Print every record exactly as it appears. Leave the pictures out.

Interface dataset entries |
[Start of Attachment]

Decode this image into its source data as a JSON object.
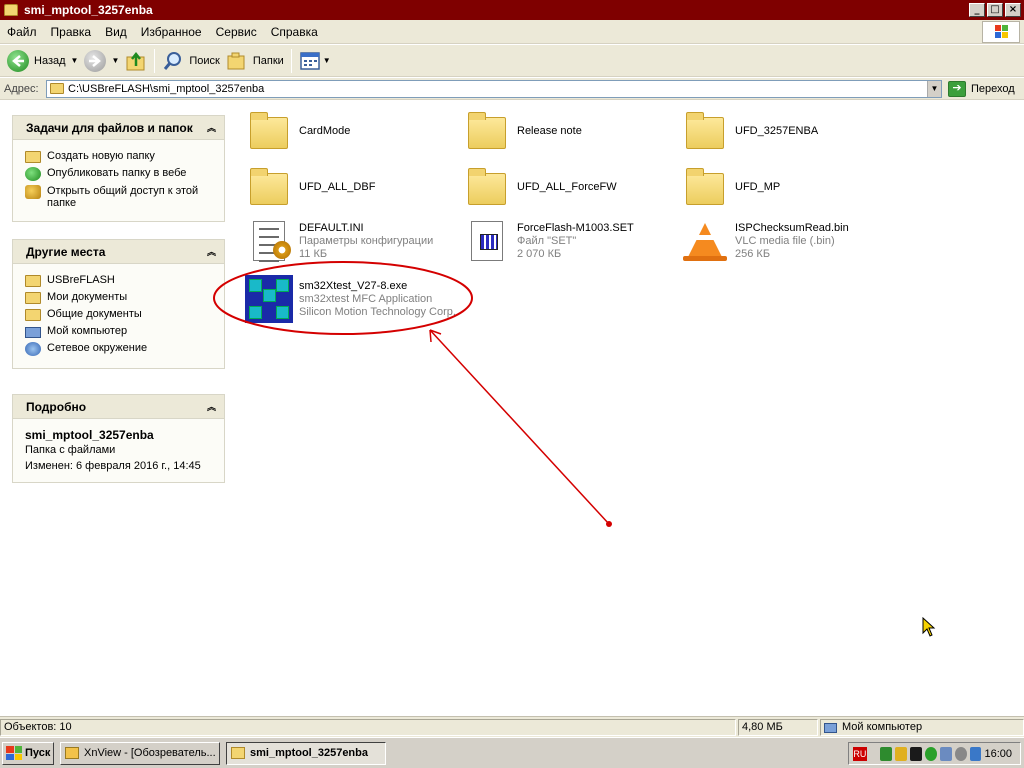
{
  "window": {
    "title": "smi_mptool_3257enba"
  },
  "menu": [
    "Файл",
    "Правка",
    "Вид",
    "Избранное",
    "Сервис",
    "Справка"
  ],
  "toolbar": {
    "back": "Назад",
    "search": "Поиск",
    "folders": "Папки"
  },
  "address": {
    "label": "Адрес:",
    "path": "C:\\USBreFLASH\\smi_mptool_3257enba",
    "go": "Переход"
  },
  "tasks_panel": {
    "title": "Задачи для файлов и папок",
    "items": [
      {
        "label": "Создать новую папку",
        "icon": "new-folder-icon"
      },
      {
        "label": "Опубликовать папку в вебе",
        "icon": "web-publish-icon"
      },
      {
        "label": "Открыть общий доступ к этой папке",
        "icon": "share-icon"
      }
    ]
  },
  "places_panel": {
    "title": "Другие места",
    "items": [
      {
        "label": "USBreFLASH",
        "icon": "folder-icon"
      },
      {
        "label": "Мои документы",
        "icon": "folder-icon"
      },
      {
        "label": "Общие документы",
        "icon": "folder-icon"
      },
      {
        "label": "Мой компьютер",
        "icon": "computer-icon"
      },
      {
        "label": "Сетевое окружение",
        "icon": "network-icon"
      }
    ]
  },
  "details_panel": {
    "title": "Подробно",
    "name": "smi_mptool_3257enba",
    "type": "Папка с файлами",
    "modified": "Изменен: 6 февраля 2016 г., 14:45"
  },
  "files": [
    {
      "name": "CardMode",
      "icon": "folder-icon"
    },
    {
      "name": "Release note",
      "icon": "folder-icon"
    },
    {
      "name": "UFD_3257ENBA",
      "icon": "folder-icon"
    },
    {
      "name": "UFD_ALL_DBF",
      "icon": "folder-icon"
    },
    {
      "name": "UFD_ALL_ForceFW",
      "icon": "folder-icon"
    },
    {
      "name": "UFD_MP",
      "icon": "folder-icon"
    },
    {
      "name": "DEFAULT.INI",
      "line2": "Параметры конфигурации",
      "line3": "11 КБ",
      "icon": "ini-file-icon"
    },
    {
      "name": "ForceFlash-M1003.SET",
      "line2": "Файл \"SET\"",
      "line3": "2 070 КБ",
      "icon": "set-file-icon"
    },
    {
      "name": "ISPChecksumRead.bin",
      "line2": "VLC media file (.bin)",
      "line3": "256 КБ",
      "icon": "vlc-cone-icon"
    },
    {
      "name": "sm32Xtest_V27-8.exe",
      "line2": "sm32xtest MFC Application",
      "line3": "Silicon Motion Technology Corp.",
      "icon": "exe-app-icon"
    }
  ],
  "status": {
    "objects": "Объектов: 10",
    "size": "4,80 МБ",
    "location": "Мой компьютер"
  },
  "taskbar": {
    "start": "Пуск",
    "tasks": [
      "XnView - [Обозреватель...",
      "smi_mptool_3257enba"
    ],
    "lang": "RU",
    "clock": "16:00"
  },
  "colors": {
    "titlebar": "#7f0000",
    "annotation": "#d40000",
    "chrome": "#ece9d8"
  }
}
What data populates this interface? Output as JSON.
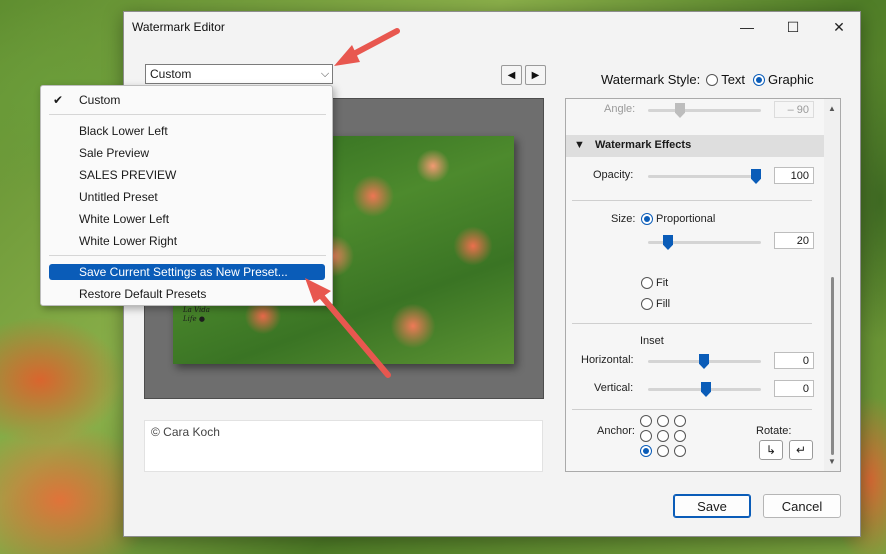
{
  "window": {
    "title": "Watermark Editor",
    "minimize_glyph": "—",
    "maximize_glyph": "☐",
    "close_glyph": "✕"
  },
  "preset": {
    "selected": "Custom",
    "chevron_glyph": "⌵"
  },
  "nav": {
    "prev_glyph": "◀",
    "next_glyph": "▶"
  },
  "preview": {
    "watermark_glyph_line1": "La Vida",
    "watermark_glyph_line2": "Life ●"
  },
  "copyright_text": "© Cara Koch",
  "style": {
    "label": "Watermark Style:",
    "text_option": "Text",
    "graphic_option": "Graphic",
    "selected": "Graphic"
  },
  "panel": {
    "angle_label": "Angle:",
    "angle_value": "– 90",
    "effects_header": "Watermark Effects",
    "effects_collapse_glyph": "▼",
    "opacity_label": "Opacity:",
    "opacity_value": "100",
    "opacity_level": 1.0,
    "size_label": "Size:",
    "size_proportional": "Proportional",
    "size_value": "20",
    "size_level": 0.15,
    "size_fit": "Fit",
    "size_fill": "Fill",
    "inset_label": "Inset",
    "horizontal_label": "Horizontal:",
    "horizontal_value": "0",
    "vertical_label": "Vertical:",
    "vertical_value": "0",
    "anchor_label": "Anchor:",
    "rotate_label": "Rotate:",
    "rotate_cw_glyph": "↳",
    "rotate_ccw_glyph": "↵",
    "scroll_up_glyph": "▲",
    "scroll_down_glyph": "▼"
  },
  "buttons": {
    "save": "Save",
    "cancel": "Cancel"
  },
  "menu": {
    "check_glyph": "✔",
    "items": [
      "Custom",
      "Black Lower Left",
      "Sale Preview",
      "SALES PREVIEW",
      "Untitled Preset",
      "White Lower Left",
      "White Lower Right",
      "Save Current Settings as New Preset...",
      "Restore Default Presets"
    ],
    "highlighted": "Save Current Settings as New Preset..."
  },
  "colors": {
    "accent": "#0a5cb8",
    "arrow": "#e8574f"
  }
}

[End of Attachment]

Finished exercise |
Decode this image into its source data as a JSON object.
{
  "window": {
    "title": "smi_mptool_3257enba"
  },
  "menu": [
    "Файл",
    "Правка",
    "Вид",
    "Избранное",
    "Сервис",
    "Справка"
  ],
  "toolbar": {
    "back": "Назад",
    "search": "Поиск",
    "folders": "Папки"
  },
  "address": {
    "label": "Адрес:",
    "path": "C:\\USBreFLASH\\smi_mptool_3257enba",
    "go": "Переход"
  },
  "tasks_panel": {
    "title": "Задачи для файлов и папок",
    "items": [
      {
        "label": "Создать новую папку",
        "icon": "new-folder-icon"
      },
      {
        "label": "Опубликовать папку в вебе",
        "icon": "web-publish-icon"
      },
      {
        "label": "Открыть общий доступ к этой папке",
        "icon": "share-icon"
      }
    ]
  },
  "places_panel": {
    "title": "Другие места",
    "items": [
      {
        "label": "USBreFLASH",
        "icon": "folder-icon"
      },
      {
        "label": "Мои документы",
        "icon": "folder-icon"
      },
      {
        "label": "Общие документы",
        "icon": "folder-icon"
      },
      {
        "label": "Мой компьютер",
        "icon": "computer-icon"
      },
      {
        "label": "Сетевое окружение",
        "icon": "network-icon"
      }
    ]
  },
  "details_panel": {
    "title": "Подробно",
    "name": "smi_mptool_3257enba",
    "type": "Папка с файлами",
    "modified": "Изменен: 6 февраля 2016 г., 14:45"
  },
  "files": [
    {
      "name": "CardMode",
      "icon": "folder-icon"
    },
    {
      "name": "Release note",
      "icon": "folder-icon"
    },
    {
      "name": "UFD_3257ENBA",
      "icon": "folder-icon"
    },
    {
      "name": "UFD_ALL_DBF",
      "icon": "folder-icon"
    },
    {
      "name": "UFD_ALL_ForceFW",
      "icon": "folder-icon"
    },
    {
      "name": "UFD_MP",
      "icon": "folder-icon"
    },
    {
      "name": "DEFAULT.INI",
      "line2": "Параметры конфигурации",
      "line3": "11 КБ",
      "icon": "ini-file-icon"
    },
    {
      "name": "ForceFlash-M1003.SET",
      "line2": "Файл \"SET\"",
      "line3": "2 070 КБ",
      "icon": "set-file-icon"
    },
    {
      "name": "ISPChecksumRead.bin",
      "line2": "VLC media file (.bin)",
      "line3": "256 КБ",
      "icon": "vlc-cone-icon"
    },
    {
      "name": "sm32Xtest_V27-8.exe",
      "line2": "sm32xtest MFC Application",
      "line3": "Silicon Motion Technology Corp.",
      "icon": "exe-app-icon"
    }
  ],
  "status": {
    "objects": "Объектов: 10",
    "size": "4,80 МБ",
    "location": "Мой компьютер"
  },
  "taskbar": {
    "start": "Пуск",
    "tasks": [
      "XnView - [Обозреватель...",
      "smi_mptool_3257enba"
    ],
    "lang": "RU",
    "clock": "16:00"
  },
  "colors": {
    "titlebar": "#7f0000",
    "annotation": "#d40000",
    "chrome": "#ece9d8"
  }
}
What data populates this interface? Output as JSON.
{
  "window": {
    "title": "Watermark Editor",
    "minimize_glyph": "—",
    "maximize_glyph": "☐",
    "close_glyph": "✕"
  },
  "preset": {
    "selected": "Custom",
    "chevron_glyph": "⌵"
  },
  "nav": {
    "prev_glyph": "◀",
    "next_glyph": "▶"
  },
  "preview": {
    "watermark_glyph_line1": "La Vida",
    "watermark_glyph_line2": "Life ●"
  },
  "copyright_text": "© Cara Koch",
  "style": {
    "label": "Watermark Style:",
    "text_option": "Text",
    "graphic_option": "Graphic",
    "selected": "Graphic"
  },
  "panel": {
    "angle_label": "Angle:",
    "angle_value": "– 90",
    "effects_header": "Watermark Effects",
    "effects_collapse_glyph": "▼",
    "opacity_label": "Opacity:",
    "opacity_value": "100",
    "opacity_level": 1.0,
    "size_label": "Size:",
    "size_proportional": "Proportional",
    "size_value": "20",
    "size_level": 0.15,
    "size_fit": "Fit",
    "size_fill": "Fill",
    "inset_label": "Inset",
    "horizontal_label": "Horizontal:",
    "horizontal_value": "0",
    "vertical_label": "Vertical:",
    "vertical_value": "0",
    "anchor_label": "Anchor:",
    "rotate_label": "Rotate:",
    "rotate_cw_glyph": "↳",
    "rotate_ccw_glyph": "↵",
    "scroll_up_glyph": "▲",
    "scroll_down_glyph": "▼"
  },
  "buttons": {
    "save": "Save",
    "cancel": "Cancel"
  },
  "menu": {
    "check_glyph": "✔",
    "items": [
      "Custom",
      "Black Lower Left",
      "Sale Preview",
      "SALES PREVIEW",
      "Untitled Preset",
      "White Lower Left",
      "White Lower Right",
      "Save Current Settings as New Preset...",
      "Restore Default Presets"
    ],
    "highlighted": "Save Current Settings as New Preset..."
  },
  "colors": {
    "accent": "#0a5cb8",
    "arrow": "#e8574f"
  }
}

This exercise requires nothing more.